On top of this, American policy is hypocritical, since the fact is that many Americans want to use marijuana.  In how many motion pictures or television shows do you see sly innuendos or allusions to marijuana use?  Our laws make it illegal, but our culture sees it as ‘cool.’

We are making Latin America do our dirty work, while our politicians strut around congratulating themselves on their high moral principles.

We have no right to do this.  The just and honorable thing, not to mention the practical thing, is to decriminalize recreational drugs.

The Individual Mandate: Commerce, Tax, or Government Subscription Fee?

leave a comment »

So far, a lot of discussion about challenging the individual mandate of healthcare reform centers on the Commerce Clause of the Constitution: does Congress have the right to mandate purchase of private health insurance by virtue of its Constitutional authority to regulate interstate commerce?

It’s possible that all this concern with the Commerce Clause is obscuring and taking attention from more fundamental problems here. Look at it this way. Western European governments tax people to pay for socialized medicine. Basically it’s part of the income tax. In theory the US federal government could do the same thing; nobody would claim that such an increase in federal income tax is unconstitutional.

One way to interpret what’s happened is that the government is saying, “We could just raise your income tax by 20% and put all healthcare financing under a government insurance program. But this would be unnecessarily expensive.
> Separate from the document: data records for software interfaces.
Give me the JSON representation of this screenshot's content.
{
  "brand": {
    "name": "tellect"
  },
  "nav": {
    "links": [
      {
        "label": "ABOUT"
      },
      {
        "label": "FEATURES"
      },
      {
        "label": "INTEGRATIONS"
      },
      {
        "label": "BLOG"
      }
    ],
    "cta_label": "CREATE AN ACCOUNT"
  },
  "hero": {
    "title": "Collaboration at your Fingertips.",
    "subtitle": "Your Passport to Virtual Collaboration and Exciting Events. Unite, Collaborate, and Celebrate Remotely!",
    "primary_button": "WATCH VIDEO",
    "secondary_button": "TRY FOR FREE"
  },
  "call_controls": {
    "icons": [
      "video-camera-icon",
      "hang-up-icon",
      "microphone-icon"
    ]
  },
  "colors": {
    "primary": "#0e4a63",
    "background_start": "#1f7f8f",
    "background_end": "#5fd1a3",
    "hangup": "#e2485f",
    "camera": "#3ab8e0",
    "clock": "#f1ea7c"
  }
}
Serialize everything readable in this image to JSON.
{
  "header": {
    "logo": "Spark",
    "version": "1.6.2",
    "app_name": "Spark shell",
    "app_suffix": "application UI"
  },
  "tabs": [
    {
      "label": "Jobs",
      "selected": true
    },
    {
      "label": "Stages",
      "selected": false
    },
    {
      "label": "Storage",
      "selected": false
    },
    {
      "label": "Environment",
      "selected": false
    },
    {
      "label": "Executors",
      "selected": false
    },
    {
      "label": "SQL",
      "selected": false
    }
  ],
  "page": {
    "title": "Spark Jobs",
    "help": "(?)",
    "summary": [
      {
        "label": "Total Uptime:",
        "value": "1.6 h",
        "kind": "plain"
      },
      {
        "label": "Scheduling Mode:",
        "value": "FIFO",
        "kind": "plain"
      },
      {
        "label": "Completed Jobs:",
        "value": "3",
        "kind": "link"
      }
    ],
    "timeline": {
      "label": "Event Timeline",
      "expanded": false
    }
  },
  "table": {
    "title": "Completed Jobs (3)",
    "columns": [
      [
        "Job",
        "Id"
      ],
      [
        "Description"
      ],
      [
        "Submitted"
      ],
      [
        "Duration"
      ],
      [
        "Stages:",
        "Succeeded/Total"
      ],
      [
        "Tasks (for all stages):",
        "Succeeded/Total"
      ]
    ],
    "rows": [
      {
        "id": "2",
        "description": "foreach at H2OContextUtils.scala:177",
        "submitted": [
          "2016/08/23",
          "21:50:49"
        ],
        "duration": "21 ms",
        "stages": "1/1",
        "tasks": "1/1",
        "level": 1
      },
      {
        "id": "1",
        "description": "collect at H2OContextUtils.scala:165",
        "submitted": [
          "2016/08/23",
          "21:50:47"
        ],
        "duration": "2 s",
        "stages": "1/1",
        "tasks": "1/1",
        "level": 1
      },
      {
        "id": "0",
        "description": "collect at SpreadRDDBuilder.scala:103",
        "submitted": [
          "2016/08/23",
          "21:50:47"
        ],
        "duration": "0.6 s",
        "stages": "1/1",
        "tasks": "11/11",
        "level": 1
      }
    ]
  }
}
So instead, we’re going to make you send your money to private insurance companies, not us. Because of the competition that introduces, this will be better for everyone.”

So, from a practical standpoint, given a choice between the former model, which is clearly constitutional, and the latter, which is questionable, the latter is better. Maybe it’s not “constitutional” in a strict sense, but it is better.

However it appears there may be a deeper philosophical issue here — one that pertains to the fundamental relationship of citizens to government, and the nature of the social contract. Functionally, the individual mandate serves as a kind of tax. But usually taxes are for things we do or use. We pay sales tax on items we buy, for instance. We pay tax on income we earn. If you don’t buy anything or don’t earn anything, you don’t have to pay these taxes.

But the individual mandate amounts to a tax on just being alive. Thus, it is really more like a subscription fee than a tax: one is required to pay it simply because one is a citizen. That strikes me as unprecedented. The principle it implies — that, basically, the citizen is owned by the State, and has an *automatic* obligation to the State — seems like a defining feature of Socialism. It is a truly radical change in the relationship between the individual and the State. And whether it is explicitly prohibited in the Constitution or not, that does seem like something the founding fathers did not intend.

So in summary the argument I’m raising goes as follows: (1) under the Constitution, Congress could legally raise taxes to pay for universal healthcare; (2) if they’re allowed to impose such a tax, they should also be allowed to make us send our checks instead to insurance companies — because that is cheaper (the insurance companies would be functioning like contracted tax collectors and administrators); (3) however there is a significant question whether fees for mandatory health coverage are a ‘tax’ in the usual sense (and the sense meant by the framers of the Constitution), as opposed to a subscription fee demanded of citizens.